*What you should do:* Each entry in this listing needs to be written out again, word for word.

*Data in this exercise:*
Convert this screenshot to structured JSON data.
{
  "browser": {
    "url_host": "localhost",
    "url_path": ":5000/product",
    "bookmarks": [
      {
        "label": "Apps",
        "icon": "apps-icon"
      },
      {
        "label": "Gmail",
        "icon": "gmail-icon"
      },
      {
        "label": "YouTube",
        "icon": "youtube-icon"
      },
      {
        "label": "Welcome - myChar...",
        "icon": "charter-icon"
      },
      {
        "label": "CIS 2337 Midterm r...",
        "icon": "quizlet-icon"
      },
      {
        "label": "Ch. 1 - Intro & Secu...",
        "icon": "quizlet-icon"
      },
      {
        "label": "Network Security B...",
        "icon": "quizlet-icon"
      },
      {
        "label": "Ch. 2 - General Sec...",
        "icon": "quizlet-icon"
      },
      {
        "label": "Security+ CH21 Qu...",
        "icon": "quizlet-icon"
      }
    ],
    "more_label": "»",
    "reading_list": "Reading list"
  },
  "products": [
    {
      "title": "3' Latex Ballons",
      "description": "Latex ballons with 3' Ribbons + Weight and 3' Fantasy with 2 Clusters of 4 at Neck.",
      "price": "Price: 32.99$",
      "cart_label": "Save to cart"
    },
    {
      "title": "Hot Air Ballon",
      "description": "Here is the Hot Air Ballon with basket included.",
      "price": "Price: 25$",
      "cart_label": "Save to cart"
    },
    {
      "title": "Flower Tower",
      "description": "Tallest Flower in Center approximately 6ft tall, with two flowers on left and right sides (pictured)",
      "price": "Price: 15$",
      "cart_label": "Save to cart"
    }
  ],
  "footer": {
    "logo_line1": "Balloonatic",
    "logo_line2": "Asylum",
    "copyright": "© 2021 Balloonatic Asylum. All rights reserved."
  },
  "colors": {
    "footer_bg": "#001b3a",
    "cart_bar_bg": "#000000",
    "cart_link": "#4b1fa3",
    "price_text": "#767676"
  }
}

*Reply to the exercise:*
Convert this screenshot to structured JSON data.
{
  "browser": {
    "url_host": "localhost",
    "url_path": ":5000/product",
    "bookmarks": [
      {
        "label": "Apps",
        "icon": "apps-icon"
      },
      {
        "label": "Gmail",
        "icon": "gmail-icon"
      },
      {
        "label": "YouTube",
        "icon": "youtube-icon"
      },
      {
        "label": "Welcome - myChar...",
        "icon": "charter-icon"
      },
      {
        "label": "CIS 2337 Midterm r...",
        "icon": "quizlet-icon"
      },
      {
        "label": "Ch. 1 - Intro & Secu...",
        "icon": "quizlet-icon"
      },
      {
        "label": "Network Security B...",
        "icon": "quizlet-icon"
      },
      {
        "label": "Ch. 2 - General Sec...",
        "icon": "quizlet-icon"
      },
      {
        "label": "Security+ CH21 Qu...",
        "icon": "quizlet-icon"
      }
    ],
    "more_label": "»",
    "reading_list": "Reading list"
  },
  "products": [
    {
      "title": "3' Latex Ballons",
      "description": "Latex ballons with 3' Ribbons + Weight and 3' Fantasy with 2 Clusters of 4 at Neck.",
      "price": "Price: 32.99$",
      "cart_label": "Save to cart"
    },
    {
      "title": "Hot Air Ballon",
      "description": "Here is the Hot Air Ballon with basket included.",
      "price": "Price: 25$",
      "cart_label": "Save to cart"
    },
    {
      "title": "Flower Tower",
      "description": "Tallest Flower in Center approximately 6ft tall, with two flowers on left and right sides (pictured)",
      "price": "Price: 15$",
      "cart_label": "Save to cart"
    }
  ],
  "footer": {
    "logo_line1": "Balloonatic",
    "logo_line2": "Asylum",
    "copyright": "© 2021 Balloonatic Asylum. All rights reserved."
  },
  "colors": {
    "footer_bg": "#001b3a",
    "cart_bar_bg": "#000000",
    "cart_link": "#4b1fa3",
    "price_text": "#767676"
  }
}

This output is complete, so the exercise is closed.